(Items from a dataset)
[Start of section]

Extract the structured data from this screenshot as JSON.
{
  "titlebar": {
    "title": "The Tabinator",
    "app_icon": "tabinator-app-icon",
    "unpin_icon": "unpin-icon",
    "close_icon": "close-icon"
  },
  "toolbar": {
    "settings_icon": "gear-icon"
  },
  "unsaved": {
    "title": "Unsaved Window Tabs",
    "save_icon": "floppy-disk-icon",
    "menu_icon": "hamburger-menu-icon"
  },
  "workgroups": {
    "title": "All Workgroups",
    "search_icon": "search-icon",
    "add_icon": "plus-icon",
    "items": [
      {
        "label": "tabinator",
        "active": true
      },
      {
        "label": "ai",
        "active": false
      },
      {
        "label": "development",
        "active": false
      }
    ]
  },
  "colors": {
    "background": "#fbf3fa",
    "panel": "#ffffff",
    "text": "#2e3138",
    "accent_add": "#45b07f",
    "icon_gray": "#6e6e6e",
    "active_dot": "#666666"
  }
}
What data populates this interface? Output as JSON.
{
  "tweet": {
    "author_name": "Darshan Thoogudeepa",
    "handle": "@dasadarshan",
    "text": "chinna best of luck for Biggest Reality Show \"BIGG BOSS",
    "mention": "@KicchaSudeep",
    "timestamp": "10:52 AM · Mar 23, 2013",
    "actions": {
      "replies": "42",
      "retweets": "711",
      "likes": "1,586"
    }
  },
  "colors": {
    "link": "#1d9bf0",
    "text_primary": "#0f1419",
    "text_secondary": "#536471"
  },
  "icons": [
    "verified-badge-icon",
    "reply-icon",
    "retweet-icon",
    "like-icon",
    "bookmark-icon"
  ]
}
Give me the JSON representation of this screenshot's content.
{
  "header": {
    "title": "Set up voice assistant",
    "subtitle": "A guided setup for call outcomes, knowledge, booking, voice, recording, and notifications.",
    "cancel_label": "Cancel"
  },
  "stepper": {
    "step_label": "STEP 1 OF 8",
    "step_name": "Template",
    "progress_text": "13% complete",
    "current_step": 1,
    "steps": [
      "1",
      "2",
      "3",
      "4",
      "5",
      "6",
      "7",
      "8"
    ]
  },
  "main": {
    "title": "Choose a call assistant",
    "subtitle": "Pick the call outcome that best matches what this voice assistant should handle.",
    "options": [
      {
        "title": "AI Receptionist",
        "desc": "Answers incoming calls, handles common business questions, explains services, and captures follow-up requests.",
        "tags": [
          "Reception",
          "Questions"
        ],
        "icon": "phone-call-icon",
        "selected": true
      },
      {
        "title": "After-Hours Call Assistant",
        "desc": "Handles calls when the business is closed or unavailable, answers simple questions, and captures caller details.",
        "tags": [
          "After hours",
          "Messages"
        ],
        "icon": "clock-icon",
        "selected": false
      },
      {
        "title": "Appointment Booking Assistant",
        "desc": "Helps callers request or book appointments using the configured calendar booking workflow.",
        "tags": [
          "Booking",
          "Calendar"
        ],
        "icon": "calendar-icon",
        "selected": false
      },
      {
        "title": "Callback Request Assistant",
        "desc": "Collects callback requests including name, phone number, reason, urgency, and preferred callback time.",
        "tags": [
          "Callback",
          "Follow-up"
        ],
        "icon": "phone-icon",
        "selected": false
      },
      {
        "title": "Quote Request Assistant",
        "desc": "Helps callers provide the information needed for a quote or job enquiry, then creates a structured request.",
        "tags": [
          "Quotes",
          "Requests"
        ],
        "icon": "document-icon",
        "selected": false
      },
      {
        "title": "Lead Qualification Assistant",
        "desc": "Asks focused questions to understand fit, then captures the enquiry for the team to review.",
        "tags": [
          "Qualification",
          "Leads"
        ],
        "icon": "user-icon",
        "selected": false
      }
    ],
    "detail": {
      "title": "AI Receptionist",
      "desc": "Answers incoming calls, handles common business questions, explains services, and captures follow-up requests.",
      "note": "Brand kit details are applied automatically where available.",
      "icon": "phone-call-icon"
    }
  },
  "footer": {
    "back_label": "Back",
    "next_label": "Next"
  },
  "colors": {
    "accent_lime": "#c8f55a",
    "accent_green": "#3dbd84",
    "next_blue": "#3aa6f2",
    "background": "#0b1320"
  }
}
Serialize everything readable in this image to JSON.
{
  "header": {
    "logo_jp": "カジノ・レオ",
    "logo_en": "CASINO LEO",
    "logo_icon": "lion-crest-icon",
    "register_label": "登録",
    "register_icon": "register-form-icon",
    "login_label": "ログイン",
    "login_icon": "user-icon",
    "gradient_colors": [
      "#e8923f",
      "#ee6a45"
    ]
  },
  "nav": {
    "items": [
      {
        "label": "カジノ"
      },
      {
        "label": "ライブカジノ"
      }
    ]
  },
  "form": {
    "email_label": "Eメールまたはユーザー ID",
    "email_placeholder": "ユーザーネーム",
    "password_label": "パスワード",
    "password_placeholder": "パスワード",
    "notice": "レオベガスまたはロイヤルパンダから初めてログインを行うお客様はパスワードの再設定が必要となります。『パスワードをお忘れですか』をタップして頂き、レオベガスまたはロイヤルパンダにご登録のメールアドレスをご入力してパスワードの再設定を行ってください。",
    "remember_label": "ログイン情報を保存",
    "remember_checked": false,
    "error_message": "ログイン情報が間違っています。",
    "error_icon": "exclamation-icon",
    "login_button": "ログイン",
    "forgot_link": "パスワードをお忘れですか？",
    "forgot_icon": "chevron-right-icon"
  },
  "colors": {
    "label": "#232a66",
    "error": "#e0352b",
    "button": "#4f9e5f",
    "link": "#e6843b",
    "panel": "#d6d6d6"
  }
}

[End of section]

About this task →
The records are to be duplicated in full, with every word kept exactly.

Response →
Extract the structured data from this screenshot as JSON.
{
  "titlebar": {
    "title": "The Tabinator",
    "app_icon": "tabinator-app-icon",
    "unpin_icon": "unpin-icon",
    "close_icon": "close-icon"
  },
  "toolbar": {
    "settings_icon": "gear-icon"
  },
  "unsaved": {
    "title": "Unsaved Window Tabs",
    "save_icon": "floppy-disk-icon",
    "menu_icon": "hamburger-menu-icon"
  },
  "workgroups": {
    "title": "All Workgroups",
    "search_icon": "search-icon",
    "add_icon": "plus-icon",
    "items": [
      {
        "label": "tabinator",
        "active": true
      },
      {
        "label": "ai",
        "active": false
      },
      {
        "label": "development",
        "active": false
      }
    ]
  },
  "colors": {
    "background": "#fbf3fa",
    "panel": "#ffffff",
    "text": "#2e3138",
    "accent_add": "#45b07f",
    "icon_gray": "#6e6e6e",
    "active_dot": "#666666"
  }
}
What data populates this interface? Output as JSON.
{
  "tweet": {
    "author_name": "Darshan Thoogudeepa",
    "handle": "@dasadarshan",
    "text": "chinna best of luck for Biggest Reality Show \"BIGG BOSS",
    "mention": "@KicchaSudeep",
    "timestamp": "10:52 AM · Mar 23, 2013",
    "actions": {
      "replies": "42",
      "retweets": "711",
      "likes": "1,586"
    }
  },
  "colors": {
    "link": "#1d9bf0",
    "text_primary": "#0f1419",
    "text_secondary": "#536471"
  },
  "icons": [
    "verified-badge-icon",
    "reply-icon",
    "retweet-icon",
    "like-icon",
    "bookmark-icon"
  ]
}
Give me the JSON representation of this screenshot's content.
{
  "header": {
    "title": "Set up voice assistant",
    "subtitle": "A guided setup for call outcomes, knowledge, booking, voice, recording, and notifications.",
    "cancel_label": "Cancel"
  },
  "stepper": {
    "step_label": "STEP 1 OF 8",
    "step_name": "Template",
    "progress_text": "13% complete",
    "current_step": 1,
    "steps": [
      "1",
      "2",
      "3",
      "4",
      "5",
      "6",
      "7",
      "8"
    ]
  },
  "main": {
    "title": "Choose a call assistant",
    "subtitle": "Pick the call outcome that best matches what this voice assistant should handle.",
    "options": [
      {
        "title": "AI Receptionist",
        "desc": "Answers incoming calls, handles common business questions, explains services, and captures follow-up requests.",
        "tags": [
          "Reception",
          "Questions"
        ],
        "icon": "phone-call-icon",
        "selected": true
      },
      {
        "title": "After-Hours Call Assistant",
        "desc": "Handles calls when the business is closed or unavailable, answers simple questions, and captures caller details.",
        "tags": [
          "After hours",
          "Messages"
        ],
        "icon": "clock-icon",
        "selected": false
      },
      {
        "title": "Appointment Booking Assistant",
        "desc": "Helps callers request or book appointments using the configured calendar booking workflow.",
        "tags": [
          "Booking",
          "Calendar"
        ],
        "icon": "calendar-icon",
        "selected": false
      },
      {
        "title": "Callback Request Assistant",
        "desc": "Collects callback requests including name, phone number, reason, urgency, and preferred callback time.",
        "tags": [
          "Callback",
          "Follow-up"
        ],
        "icon": "phone-icon",
        "selected": false
      },
      {
        "title": "Quote Request Assistant",
        "desc": "Helps callers provide the information needed for a quote or job enquiry, then creates a structured request.",
        "tags": [
          "Quotes",
          "Requests"
        ],
        "icon": "document-icon",
        "selected": false
      },
      {
        "title": "Lead Qualification Assistant",
        "desc": "Asks focused questions to understand fit, then captures the enquiry for the team to review.",
        "tags": [
          "Qualification",
          "Leads"
        ],
        "icon": "user-icon",
        "selected": false
      }
    ],
    "detail": {
      "title": "AI Receptionist",
      "desc": "Answers incoming calls, handles common business questions, explains services, and captures follow-up requests.",
      "note": "Brand kit details are applied automatically where available.",
      "icon": "phone-call-icon"
    }
  },
  "footer": {
    "back_label": "Back",
    "next_label": "Next"
  },
  "colors": {
    "accent_lime": "#c8f55a",
    "accent_green": "#3dbd84",
    "next_blue": "#3aa6f2",
    "background": "#0b1320"
  }
}
Serialize everything readable in this image to JSON.
{
  "header": {
    "logo_jp": "カジノ・レオ",
    "logo_en": "CASINO LEO",
    "logo_icon": "lion-crest-icon",
    "register_label": "登録",
    "register_icon": "register-form-icon",
    "login_label": "ログイン",
    "login_icon": "user-icon",
    "gradient_colors": [
      "#e8923f",
      "#ee6a45"
    ]
  },
  "nav": {
    "items": [
      {
        "label": "カジノ"
      },
      {
        "label": "ライブカジノ"
      }
    ]
  },
  "form": {
    "email_label": "Eメールまたはユーザー ID",
    "email_placeholder": "ユーザーネーム",
    "password_label": "パスワード",
    "password_placeholder": "パスワード",
    "notice": "レオベガスまたはロイヤルパンダから初めてログインを行うお客様はパスワードの再設定が必要となります。『パスワードをお忘れですか』をタップして頂き、レオベガスまたはロイヤルパンダにご登録のメールアドレスをご入力してパスワードの再設定を行ってください。",
    "remember_label": "ログイン情報を保存",
    "remember_checked": false,
    "error_message": "ログイン情報が間違っています。",
    "error_icon": "exclamation-icon",
    "login_button": "ログイン",
    "forgot_link": "パスワードをお忘れですか？",
    "forgot_icon": "chevron-right-icon"
  },
  "colors": {
    "label": "#232a66",
    "error": "#e0352b",
    "button": "#4f9e5f",
    "link": "#e6843b",
    "panel": "#d6d6d6"
  }
}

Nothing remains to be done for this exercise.